Why I offer children of working parents a safe haven
By Betty Wughanga, Betty Wawuda & Mariam Ahmed
Winny Manga is always surrounded by children– some are wailing, others are doing something mischievous, while others are simply minding their own business or sleeping.
What is surprising is that even in her old age, Manga is able to keep up with all of them with dexterity and gentle love.
During our interview at the Holy Trinity Day care in Makina, Kibera we found her busy preparing lunch for the children while still keeping an eye on them. She is a second mother to many because many parents who cannot afford to hire a house help leave her at her baby care centre when they go to work.
Manga easily interacts with children, some as young as seven months old. They all know her as their teacher.
During lunch hours Manga prepares meal for the children, as she only requires parents to carry porridge for them.
“I prefer making lunch for them because not all parents can afford the same kind of meal. This ensures that the children get the same quality of food that is health and nutritious,” she says.
She started the centre after losing her job as a tailor in 2006 and also being diagnosed with kidney failure. She could not start or bend and she decided to use her love for children to help parents who have no one to leave their children with when they go to work.
In the last decade, many day care centres in slums have come up all over the country and provide an essential service to parents who work long hours and have no one to take care of their children at home.
According to a 2015 research by African population and Health Research Centre (APHRC) in Kenya and the McGill University in Canada called Daycare in a Nairobi Informal Settlement: a snapshot of Korogocho shows that many centres in slums have children aged between three and four years. The average ratio of caregivers to children is 1:22. Most of the centres do more than just taking care of the children, they monitor their health by checking their immunisation records before admission.

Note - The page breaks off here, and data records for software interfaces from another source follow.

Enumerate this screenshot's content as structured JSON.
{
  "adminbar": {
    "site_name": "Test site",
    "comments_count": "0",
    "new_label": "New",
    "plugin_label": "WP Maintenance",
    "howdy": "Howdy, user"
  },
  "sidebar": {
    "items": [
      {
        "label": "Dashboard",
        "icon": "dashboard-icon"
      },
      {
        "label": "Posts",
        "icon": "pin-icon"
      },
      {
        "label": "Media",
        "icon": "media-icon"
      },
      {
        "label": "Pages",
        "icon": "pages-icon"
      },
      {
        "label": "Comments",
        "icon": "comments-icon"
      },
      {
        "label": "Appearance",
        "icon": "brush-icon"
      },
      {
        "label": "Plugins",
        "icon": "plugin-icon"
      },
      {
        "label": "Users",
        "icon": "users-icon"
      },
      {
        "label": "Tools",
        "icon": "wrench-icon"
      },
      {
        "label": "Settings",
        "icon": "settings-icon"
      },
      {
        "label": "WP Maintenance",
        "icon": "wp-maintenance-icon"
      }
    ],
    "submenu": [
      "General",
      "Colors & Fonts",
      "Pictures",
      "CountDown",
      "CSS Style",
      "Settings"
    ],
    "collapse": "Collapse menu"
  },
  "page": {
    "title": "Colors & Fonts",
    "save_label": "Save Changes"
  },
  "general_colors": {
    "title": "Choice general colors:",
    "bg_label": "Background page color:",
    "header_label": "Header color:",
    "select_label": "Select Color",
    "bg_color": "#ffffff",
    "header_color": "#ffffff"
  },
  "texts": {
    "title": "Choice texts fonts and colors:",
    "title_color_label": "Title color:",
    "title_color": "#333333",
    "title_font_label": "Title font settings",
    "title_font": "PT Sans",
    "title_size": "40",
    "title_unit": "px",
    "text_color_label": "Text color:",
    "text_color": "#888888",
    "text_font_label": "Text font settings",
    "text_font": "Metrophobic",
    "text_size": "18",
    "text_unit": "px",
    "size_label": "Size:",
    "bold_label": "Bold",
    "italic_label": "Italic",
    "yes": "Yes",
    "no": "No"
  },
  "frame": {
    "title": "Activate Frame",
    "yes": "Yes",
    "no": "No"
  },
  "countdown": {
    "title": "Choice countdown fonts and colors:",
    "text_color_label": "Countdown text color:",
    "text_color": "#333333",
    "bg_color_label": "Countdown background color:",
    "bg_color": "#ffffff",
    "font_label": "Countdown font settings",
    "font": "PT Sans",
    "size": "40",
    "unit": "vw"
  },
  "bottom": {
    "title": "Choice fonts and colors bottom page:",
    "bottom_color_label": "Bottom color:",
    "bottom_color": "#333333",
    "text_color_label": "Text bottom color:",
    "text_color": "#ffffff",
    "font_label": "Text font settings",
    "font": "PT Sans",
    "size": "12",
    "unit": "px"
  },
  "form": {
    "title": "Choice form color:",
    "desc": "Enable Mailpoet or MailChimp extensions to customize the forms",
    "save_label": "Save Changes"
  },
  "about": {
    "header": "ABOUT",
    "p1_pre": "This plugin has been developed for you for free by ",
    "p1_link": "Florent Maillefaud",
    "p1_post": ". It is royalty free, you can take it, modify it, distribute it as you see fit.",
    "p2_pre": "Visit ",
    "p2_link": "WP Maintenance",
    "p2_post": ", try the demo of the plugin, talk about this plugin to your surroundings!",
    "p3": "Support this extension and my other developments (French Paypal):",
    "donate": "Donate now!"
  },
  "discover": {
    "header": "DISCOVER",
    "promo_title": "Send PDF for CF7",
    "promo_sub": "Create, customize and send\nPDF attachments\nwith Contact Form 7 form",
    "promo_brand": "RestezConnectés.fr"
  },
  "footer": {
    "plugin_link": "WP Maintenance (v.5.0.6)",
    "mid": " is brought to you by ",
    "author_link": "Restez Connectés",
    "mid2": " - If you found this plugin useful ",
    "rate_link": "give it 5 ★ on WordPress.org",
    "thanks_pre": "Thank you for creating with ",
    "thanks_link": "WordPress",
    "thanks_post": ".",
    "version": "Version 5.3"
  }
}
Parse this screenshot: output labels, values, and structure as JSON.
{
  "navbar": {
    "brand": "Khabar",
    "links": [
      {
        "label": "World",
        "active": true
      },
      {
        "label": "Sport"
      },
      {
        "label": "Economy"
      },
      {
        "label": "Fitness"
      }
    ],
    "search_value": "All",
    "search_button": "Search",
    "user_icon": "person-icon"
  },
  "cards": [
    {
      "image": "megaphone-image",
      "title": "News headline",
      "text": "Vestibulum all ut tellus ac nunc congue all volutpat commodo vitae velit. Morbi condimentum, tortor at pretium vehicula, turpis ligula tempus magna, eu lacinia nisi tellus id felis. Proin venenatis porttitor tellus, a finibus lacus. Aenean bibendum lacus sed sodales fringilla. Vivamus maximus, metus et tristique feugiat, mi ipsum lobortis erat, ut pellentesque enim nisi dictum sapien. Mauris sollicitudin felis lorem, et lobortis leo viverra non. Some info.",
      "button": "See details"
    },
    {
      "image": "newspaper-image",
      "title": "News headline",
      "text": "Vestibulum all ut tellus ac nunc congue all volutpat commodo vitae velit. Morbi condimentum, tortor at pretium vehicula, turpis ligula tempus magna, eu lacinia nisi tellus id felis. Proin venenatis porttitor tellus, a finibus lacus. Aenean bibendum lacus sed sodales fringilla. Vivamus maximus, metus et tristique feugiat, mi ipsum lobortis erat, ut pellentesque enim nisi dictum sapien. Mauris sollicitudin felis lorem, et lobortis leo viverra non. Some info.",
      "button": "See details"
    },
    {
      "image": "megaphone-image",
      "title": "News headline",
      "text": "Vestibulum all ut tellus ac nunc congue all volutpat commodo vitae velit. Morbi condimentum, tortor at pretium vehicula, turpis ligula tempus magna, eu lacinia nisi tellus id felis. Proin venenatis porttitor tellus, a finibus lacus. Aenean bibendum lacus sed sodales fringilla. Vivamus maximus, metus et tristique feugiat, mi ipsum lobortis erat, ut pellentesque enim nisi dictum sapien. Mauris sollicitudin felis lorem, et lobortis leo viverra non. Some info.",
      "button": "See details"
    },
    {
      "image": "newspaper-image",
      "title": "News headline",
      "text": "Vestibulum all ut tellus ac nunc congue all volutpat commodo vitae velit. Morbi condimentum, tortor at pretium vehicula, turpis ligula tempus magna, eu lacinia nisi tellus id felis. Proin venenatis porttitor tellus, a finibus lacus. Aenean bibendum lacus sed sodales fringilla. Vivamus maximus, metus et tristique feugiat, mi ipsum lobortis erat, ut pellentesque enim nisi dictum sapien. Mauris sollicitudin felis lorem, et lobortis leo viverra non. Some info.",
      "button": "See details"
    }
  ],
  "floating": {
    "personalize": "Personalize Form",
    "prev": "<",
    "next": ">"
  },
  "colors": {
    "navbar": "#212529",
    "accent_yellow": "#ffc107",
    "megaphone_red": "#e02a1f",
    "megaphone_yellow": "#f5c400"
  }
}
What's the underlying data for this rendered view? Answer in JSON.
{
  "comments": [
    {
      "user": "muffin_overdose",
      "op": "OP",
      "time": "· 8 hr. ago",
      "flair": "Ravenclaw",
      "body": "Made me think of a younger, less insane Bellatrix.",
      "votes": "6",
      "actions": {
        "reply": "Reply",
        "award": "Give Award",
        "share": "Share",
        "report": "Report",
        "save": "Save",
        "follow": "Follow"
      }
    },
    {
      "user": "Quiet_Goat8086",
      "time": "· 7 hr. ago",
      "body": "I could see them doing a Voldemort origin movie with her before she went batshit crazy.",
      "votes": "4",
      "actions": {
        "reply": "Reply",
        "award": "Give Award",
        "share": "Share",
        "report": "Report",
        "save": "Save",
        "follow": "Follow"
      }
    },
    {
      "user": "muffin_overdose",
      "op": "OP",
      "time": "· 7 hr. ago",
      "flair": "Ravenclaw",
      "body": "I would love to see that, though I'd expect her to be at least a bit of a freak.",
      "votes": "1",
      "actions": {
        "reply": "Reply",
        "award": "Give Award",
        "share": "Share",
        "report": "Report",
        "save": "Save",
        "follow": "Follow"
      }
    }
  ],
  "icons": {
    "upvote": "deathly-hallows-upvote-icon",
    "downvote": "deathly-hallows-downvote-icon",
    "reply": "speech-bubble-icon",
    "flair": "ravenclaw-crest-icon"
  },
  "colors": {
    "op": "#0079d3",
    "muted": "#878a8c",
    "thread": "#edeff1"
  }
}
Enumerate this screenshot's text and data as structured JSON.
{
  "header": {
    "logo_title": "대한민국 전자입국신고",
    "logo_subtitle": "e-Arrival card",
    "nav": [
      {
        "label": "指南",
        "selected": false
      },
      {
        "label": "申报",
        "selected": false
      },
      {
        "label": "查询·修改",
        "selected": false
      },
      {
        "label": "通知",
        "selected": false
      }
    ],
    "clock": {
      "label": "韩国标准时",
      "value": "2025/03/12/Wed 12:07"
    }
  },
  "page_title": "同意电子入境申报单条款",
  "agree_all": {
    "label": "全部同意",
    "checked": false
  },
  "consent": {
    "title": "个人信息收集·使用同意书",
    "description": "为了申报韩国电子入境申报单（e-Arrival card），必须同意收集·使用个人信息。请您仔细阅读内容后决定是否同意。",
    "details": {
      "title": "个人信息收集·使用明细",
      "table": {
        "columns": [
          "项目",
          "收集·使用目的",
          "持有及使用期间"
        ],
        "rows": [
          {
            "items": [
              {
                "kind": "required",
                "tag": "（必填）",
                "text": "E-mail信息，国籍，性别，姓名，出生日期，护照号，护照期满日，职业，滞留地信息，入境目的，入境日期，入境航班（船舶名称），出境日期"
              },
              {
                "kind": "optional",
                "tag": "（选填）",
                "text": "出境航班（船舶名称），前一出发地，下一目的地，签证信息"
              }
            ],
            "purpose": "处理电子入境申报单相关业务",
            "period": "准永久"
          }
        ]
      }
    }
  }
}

A majority 82 per cent said they would call the child’s parent or guardian when a child falls sick while 49 per cent said they would take a child to hospital in case of an injury or illness.
These day care centres however face various challenges. Manga says some parents make late payments and some even fail to come pick the children in time and this forces her to go home with them at times.
For the 13 years, Manga has been taking care of children she charges 100 shillings per day and 1,500 per month. She settled on that price because it is what most parents can afford. Those who are able, to pay as much as Sh3,000 and this has enabled her to cater for her hospital bills as well as take care of her family.